> [Aim of the exercise]:
Please return all lines from the records below that include the string "true".

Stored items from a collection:
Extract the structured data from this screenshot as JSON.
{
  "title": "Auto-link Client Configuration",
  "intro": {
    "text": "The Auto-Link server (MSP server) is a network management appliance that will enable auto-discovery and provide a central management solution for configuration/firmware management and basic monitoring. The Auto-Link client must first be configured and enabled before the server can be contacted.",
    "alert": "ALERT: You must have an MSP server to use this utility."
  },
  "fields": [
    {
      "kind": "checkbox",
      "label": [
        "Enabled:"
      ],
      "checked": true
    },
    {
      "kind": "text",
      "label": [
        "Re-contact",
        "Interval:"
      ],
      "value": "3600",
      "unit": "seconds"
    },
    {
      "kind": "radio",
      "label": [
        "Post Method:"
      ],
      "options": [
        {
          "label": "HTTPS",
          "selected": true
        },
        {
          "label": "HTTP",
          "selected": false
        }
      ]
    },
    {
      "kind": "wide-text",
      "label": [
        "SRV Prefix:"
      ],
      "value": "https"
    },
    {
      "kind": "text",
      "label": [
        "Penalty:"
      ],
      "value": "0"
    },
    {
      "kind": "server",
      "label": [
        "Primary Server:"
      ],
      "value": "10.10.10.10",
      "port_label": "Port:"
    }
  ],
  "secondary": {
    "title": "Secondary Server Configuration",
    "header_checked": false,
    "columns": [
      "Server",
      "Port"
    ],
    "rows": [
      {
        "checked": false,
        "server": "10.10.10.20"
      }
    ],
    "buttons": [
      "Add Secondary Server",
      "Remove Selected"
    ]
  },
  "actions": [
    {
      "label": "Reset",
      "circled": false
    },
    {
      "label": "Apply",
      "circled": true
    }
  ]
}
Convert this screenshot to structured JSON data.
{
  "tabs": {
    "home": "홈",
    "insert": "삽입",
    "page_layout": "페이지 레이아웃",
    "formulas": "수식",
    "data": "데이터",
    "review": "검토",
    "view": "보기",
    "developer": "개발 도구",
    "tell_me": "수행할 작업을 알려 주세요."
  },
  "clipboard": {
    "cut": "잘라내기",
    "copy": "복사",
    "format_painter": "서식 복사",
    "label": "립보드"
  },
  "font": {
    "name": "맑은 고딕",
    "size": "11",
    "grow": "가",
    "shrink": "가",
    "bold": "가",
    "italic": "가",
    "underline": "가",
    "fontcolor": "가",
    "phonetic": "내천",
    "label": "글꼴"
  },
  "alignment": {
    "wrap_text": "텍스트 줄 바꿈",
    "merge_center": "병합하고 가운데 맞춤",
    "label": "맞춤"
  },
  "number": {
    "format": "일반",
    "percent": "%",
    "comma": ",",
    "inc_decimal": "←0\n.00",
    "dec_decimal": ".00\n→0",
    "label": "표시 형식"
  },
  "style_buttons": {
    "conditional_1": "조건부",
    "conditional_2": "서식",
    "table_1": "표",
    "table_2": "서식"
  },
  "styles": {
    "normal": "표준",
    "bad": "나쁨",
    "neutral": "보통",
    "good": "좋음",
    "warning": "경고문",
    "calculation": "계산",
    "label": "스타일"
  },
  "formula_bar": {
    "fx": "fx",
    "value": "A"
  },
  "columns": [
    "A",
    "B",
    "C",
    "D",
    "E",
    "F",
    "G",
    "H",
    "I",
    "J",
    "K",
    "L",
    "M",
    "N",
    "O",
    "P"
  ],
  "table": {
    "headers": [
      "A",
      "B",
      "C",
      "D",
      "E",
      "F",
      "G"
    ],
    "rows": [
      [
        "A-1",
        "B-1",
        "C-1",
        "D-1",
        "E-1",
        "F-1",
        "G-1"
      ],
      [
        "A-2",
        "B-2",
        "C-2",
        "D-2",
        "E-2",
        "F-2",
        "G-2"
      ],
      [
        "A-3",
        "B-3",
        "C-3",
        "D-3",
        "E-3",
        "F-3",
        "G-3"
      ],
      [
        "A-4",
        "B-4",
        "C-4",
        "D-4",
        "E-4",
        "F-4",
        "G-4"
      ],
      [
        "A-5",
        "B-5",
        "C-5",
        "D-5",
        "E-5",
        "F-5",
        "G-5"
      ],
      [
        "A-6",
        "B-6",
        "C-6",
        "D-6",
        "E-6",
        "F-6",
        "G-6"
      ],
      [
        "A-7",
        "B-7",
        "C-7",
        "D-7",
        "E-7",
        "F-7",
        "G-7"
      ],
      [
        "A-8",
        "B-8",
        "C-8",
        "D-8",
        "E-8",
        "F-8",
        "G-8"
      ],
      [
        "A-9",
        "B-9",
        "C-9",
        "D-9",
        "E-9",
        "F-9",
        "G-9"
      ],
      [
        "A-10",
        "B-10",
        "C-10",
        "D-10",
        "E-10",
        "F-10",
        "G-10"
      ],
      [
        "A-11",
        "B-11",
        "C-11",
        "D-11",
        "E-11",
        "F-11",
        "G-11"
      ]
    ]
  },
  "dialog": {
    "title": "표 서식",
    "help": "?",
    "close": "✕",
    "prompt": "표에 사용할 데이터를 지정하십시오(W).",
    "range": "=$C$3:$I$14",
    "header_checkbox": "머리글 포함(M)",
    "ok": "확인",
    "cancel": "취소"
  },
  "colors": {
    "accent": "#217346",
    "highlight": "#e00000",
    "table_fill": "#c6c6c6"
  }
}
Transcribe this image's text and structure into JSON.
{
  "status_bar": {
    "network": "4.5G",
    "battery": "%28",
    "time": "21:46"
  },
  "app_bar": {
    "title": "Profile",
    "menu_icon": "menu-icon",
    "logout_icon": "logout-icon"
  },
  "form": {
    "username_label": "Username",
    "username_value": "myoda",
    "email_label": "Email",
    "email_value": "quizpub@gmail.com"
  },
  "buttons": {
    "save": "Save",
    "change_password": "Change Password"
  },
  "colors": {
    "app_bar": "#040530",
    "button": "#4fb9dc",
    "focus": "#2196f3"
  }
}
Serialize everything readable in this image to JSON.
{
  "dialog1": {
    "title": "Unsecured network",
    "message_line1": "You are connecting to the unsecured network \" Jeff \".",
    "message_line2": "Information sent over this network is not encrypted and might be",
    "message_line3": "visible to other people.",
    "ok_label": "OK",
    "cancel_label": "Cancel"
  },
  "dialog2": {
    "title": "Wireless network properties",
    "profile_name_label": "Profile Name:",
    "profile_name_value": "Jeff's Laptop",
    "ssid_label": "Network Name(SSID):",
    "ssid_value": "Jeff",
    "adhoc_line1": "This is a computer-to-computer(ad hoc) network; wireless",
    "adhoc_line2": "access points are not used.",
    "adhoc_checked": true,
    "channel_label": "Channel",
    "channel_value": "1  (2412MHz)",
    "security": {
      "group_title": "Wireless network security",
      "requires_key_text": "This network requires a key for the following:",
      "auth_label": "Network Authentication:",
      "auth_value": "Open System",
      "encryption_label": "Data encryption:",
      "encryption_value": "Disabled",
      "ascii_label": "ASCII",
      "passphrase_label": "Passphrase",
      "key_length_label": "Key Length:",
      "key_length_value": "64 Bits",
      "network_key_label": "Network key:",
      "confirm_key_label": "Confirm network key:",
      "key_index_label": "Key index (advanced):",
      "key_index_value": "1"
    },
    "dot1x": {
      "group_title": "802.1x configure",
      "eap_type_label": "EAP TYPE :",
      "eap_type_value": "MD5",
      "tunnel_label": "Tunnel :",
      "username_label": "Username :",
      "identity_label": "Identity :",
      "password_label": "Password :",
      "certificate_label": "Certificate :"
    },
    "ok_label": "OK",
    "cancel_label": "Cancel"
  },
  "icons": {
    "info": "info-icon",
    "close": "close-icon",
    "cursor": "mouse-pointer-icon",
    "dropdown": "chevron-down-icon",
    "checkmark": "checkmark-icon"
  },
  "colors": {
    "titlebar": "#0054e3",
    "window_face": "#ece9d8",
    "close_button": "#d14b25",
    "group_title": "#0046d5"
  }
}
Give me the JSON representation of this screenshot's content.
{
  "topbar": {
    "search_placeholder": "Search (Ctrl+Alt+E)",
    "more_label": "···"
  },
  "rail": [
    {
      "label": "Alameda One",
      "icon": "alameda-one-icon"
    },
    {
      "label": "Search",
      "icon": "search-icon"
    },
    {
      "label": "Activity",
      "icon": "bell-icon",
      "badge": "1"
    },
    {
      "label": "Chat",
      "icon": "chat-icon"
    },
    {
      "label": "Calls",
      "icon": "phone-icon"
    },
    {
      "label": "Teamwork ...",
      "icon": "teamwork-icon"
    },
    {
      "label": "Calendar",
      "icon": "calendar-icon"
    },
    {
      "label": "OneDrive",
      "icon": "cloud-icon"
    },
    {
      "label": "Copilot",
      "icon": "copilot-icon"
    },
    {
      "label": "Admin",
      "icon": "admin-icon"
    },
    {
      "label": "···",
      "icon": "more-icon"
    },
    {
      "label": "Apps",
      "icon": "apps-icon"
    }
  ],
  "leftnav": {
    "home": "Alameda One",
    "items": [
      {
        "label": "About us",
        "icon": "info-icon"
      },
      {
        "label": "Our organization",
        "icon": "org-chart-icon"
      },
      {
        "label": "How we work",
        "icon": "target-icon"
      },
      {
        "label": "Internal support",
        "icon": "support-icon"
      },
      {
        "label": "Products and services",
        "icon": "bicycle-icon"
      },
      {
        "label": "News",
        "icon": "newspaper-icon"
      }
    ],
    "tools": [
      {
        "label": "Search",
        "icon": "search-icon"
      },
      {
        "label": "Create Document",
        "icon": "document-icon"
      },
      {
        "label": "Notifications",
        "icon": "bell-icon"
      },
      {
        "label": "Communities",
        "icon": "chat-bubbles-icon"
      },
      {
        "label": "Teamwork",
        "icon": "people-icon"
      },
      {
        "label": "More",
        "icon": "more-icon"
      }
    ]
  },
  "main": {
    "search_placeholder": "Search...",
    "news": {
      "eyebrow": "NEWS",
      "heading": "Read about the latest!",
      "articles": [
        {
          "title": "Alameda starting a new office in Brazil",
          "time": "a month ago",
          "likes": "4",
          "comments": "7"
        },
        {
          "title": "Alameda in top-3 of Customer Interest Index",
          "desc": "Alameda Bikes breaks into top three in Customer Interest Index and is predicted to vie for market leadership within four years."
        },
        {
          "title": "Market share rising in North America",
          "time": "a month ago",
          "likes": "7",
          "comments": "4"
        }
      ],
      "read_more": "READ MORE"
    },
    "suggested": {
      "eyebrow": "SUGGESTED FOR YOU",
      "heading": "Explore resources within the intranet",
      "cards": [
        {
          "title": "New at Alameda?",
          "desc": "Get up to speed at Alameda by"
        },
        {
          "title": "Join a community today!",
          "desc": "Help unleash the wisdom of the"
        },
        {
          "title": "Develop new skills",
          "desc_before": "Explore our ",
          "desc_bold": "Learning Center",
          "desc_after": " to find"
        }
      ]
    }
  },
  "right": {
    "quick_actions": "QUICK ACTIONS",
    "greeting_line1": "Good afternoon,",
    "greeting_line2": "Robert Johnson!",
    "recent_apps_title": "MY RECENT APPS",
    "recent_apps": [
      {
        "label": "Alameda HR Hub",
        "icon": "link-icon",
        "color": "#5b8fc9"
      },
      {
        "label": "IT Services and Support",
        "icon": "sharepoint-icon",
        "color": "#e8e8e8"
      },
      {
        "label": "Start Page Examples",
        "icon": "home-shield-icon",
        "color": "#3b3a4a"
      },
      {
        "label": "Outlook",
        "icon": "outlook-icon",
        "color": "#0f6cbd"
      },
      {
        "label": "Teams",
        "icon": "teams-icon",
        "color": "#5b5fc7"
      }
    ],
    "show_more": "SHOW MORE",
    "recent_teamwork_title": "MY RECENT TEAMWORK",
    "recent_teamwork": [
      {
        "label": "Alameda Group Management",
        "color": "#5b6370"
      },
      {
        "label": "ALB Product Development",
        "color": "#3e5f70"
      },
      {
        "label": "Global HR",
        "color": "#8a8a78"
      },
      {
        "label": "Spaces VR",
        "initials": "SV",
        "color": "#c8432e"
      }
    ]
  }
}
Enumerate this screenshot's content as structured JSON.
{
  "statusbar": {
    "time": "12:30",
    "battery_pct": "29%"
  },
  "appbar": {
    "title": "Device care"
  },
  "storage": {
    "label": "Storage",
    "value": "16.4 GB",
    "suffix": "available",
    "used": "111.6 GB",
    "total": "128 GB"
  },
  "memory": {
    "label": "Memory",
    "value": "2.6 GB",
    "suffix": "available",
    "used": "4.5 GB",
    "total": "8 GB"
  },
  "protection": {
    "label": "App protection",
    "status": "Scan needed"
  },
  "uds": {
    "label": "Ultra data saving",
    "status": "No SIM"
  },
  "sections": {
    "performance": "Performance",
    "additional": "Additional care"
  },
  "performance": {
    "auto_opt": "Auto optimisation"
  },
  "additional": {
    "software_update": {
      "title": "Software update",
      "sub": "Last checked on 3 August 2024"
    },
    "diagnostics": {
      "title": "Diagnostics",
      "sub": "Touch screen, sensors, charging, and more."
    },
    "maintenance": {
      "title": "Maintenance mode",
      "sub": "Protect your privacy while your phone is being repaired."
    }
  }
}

> [Response to the task]:
      "checked": true
          "selected": true
      "circled": true
    "adhoc_checked": true,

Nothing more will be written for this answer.